• [Aim of the task]: Exact duplicates of all entries are needed.

• [Input material]:
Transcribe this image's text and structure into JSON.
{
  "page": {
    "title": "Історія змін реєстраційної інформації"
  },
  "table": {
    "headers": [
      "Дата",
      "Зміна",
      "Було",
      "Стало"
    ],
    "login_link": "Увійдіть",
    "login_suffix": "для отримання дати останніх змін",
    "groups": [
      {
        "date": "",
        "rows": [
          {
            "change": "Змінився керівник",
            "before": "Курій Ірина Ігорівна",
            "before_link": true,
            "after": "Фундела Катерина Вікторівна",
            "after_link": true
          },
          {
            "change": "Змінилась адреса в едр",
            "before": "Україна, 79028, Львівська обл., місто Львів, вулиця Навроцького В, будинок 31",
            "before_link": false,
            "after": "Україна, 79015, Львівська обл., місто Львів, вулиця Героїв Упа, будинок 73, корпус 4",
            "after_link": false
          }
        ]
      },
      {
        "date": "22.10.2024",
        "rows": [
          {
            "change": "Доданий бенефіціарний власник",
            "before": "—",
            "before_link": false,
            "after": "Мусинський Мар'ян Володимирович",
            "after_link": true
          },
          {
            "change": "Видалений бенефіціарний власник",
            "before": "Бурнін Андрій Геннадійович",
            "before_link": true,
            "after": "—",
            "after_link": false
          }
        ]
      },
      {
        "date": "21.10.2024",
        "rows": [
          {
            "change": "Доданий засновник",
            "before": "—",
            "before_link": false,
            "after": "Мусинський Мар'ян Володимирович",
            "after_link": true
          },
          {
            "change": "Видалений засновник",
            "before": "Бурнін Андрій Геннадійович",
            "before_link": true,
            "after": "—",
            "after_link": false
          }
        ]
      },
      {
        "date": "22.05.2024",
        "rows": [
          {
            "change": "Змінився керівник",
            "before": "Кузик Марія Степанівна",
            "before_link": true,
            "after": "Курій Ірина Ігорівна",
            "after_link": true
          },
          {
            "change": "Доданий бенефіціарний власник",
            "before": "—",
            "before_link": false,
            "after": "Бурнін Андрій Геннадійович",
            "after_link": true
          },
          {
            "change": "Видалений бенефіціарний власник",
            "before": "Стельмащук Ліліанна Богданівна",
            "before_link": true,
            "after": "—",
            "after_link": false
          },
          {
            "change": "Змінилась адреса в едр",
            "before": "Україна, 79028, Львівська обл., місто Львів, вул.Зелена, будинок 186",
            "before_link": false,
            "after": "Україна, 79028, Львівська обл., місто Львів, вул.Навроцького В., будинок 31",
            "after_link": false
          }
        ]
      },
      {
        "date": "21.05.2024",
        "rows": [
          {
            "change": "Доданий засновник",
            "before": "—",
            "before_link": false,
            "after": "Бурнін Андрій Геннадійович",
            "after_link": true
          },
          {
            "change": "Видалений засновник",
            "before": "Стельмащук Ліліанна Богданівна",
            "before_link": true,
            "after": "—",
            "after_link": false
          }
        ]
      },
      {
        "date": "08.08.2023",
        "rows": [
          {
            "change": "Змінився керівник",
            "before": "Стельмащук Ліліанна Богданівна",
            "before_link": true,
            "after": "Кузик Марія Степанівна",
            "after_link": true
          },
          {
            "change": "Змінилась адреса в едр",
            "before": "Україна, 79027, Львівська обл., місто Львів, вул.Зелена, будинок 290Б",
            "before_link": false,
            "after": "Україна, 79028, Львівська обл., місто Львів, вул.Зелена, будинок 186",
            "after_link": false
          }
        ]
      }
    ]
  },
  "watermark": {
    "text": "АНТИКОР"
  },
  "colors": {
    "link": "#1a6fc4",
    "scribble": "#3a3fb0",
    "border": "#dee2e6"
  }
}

• [Reply]:
Transcribe this image's text and structure into JSON.
{
  "page": {
    "title": "Історія змін реєстраційної інформації"
  },
  "table": {
    "headers": [
      "Дата",
      "Зміна",
      "Було",
      "Стало"
    ],
    "login_link": "Увійдіть",
    "login_suffix": "для отримання дати останніх змін",
    "groups": [
      {
        "date": "",
        "rows": [
          {
            "change": "Змінився керівник",
            "before": "Курій Ірина Ігорівна",
            "before_link": true,
            "after": "Фундела Катерина Вікторівна",
            "after_link": true
          },
          {
            "change": "Змінилась адреса в едр",
            "before": "Україна, 79028, Львівська обл., місто Львів, вулиця Навроцького В, будинок 31",
            "before_link": false,
            "after": "Україна, 79015, Львівська обл., місто Львів, вулиця Героїв Упа, будинок 73, корпус 4",
            "after_link": false
          }
        ]
      },
      {
        "date": "22.10.2024",
        "rows": [
          {
            "change": "Доданий бенефіціарний власник",
            "before": "—",
            "before_link": false,
            "after": "Мусинський Мар'ян Володимирович",
            "after_link": true
          },
          {
            "change": "Видалений бенефіціарний власник",
            "before": "Бурнін Андрій Геннадійович",
            "before_link": true,
            "after": "—",
            "after_link": false
          }
        ]
      },
      {
        "date": "21.10.2024",
        "rows": [
          {
            "change": "Доданий засновник",
            "before": "—",
            "before_link": false,
            "after": "Мусинський Мар'ян Володимирович",
            "after_link": true
          },
          {
            "change": "Видалений засновник",
            "before": "Бурнін Андрій Геннадійович",
            "before_link": true,
            "after": "—",
            "after_link": false
          }
        ]
      },
      {
        "date": "22.05.2024",
        "rows": [
          {
            "change": "Змінився керівник",
            "before": "Кузик Марія Степанівна",
            "before_link": true,
            "after": "Курій Ірина Ігорівна",
            "after_link": true
          },
          {
            "change": "Доданий бенефіціарний власник",
            "before": "—",
            "before_link": false,
            "after": "Бурнін Андрій Геннадійович",
            "after_link": true
          },
          {
            "change": "Видалений бенефіціарний власник",
            "before": "Стельмащук Ліліанна Богданівна",
            "before_link": true,
            "after": "—",
            "after_link": false
          },
          {
            "change": "Змінилась адреса в едр",
            "before": "Україна, 79028, Львівська обл., місто Львів, вул.Зелена, будинок 186",
            "before_link": false,
            "after": "Україна, 79028, Львівська обл., місто Львів, вул.Навроцького В., будинок 31",
            "after_link": false
          }
        ]
      },
      {
        "date": "21.05.2024",
        "rows": [
          {
            "change": "Доданий засновник",
            "before": "—",
            "before_link": false,
            "after": "Бурнін Андрій Геннадійович",
            "after_link": true
          },
          {
            "change": "Видалений засновник",
            "before": "Стельмащук Ліліанна Богданівна",
            "before_link": true,
            "after": "—",
            "after_link": false
          }
        ]
      },
      {
        "date": "08.08.2023",
        "rows": [
          {
            "change": "Змінився керівник",
            "before": "Стельмащук Ліліанна Богданівна",
            "before_link": true,
            "after": "Кузик Марія Степанівна",
            "after_link": true
          },
          {
            "change": "Змінилась адреса в едр",
            "before": "Україна, 79027, Львівська обл., місто Львів, вул.Зелена, будинок 290Б",
            "before_link": false,
            "after": "Україна, 79028, Львівська обл., місто Львів, вул.Зелена, будинок 186",
            "after_link": false
          }
        ]
      }
    ]
  },
  "watermark": {
    "text": "АНТИКОР"
  },
  "colors": {
    "link": "#1a6fc4",
    "scribble": "#3a3fb0",
    "border": "#dee2e6"
  }
}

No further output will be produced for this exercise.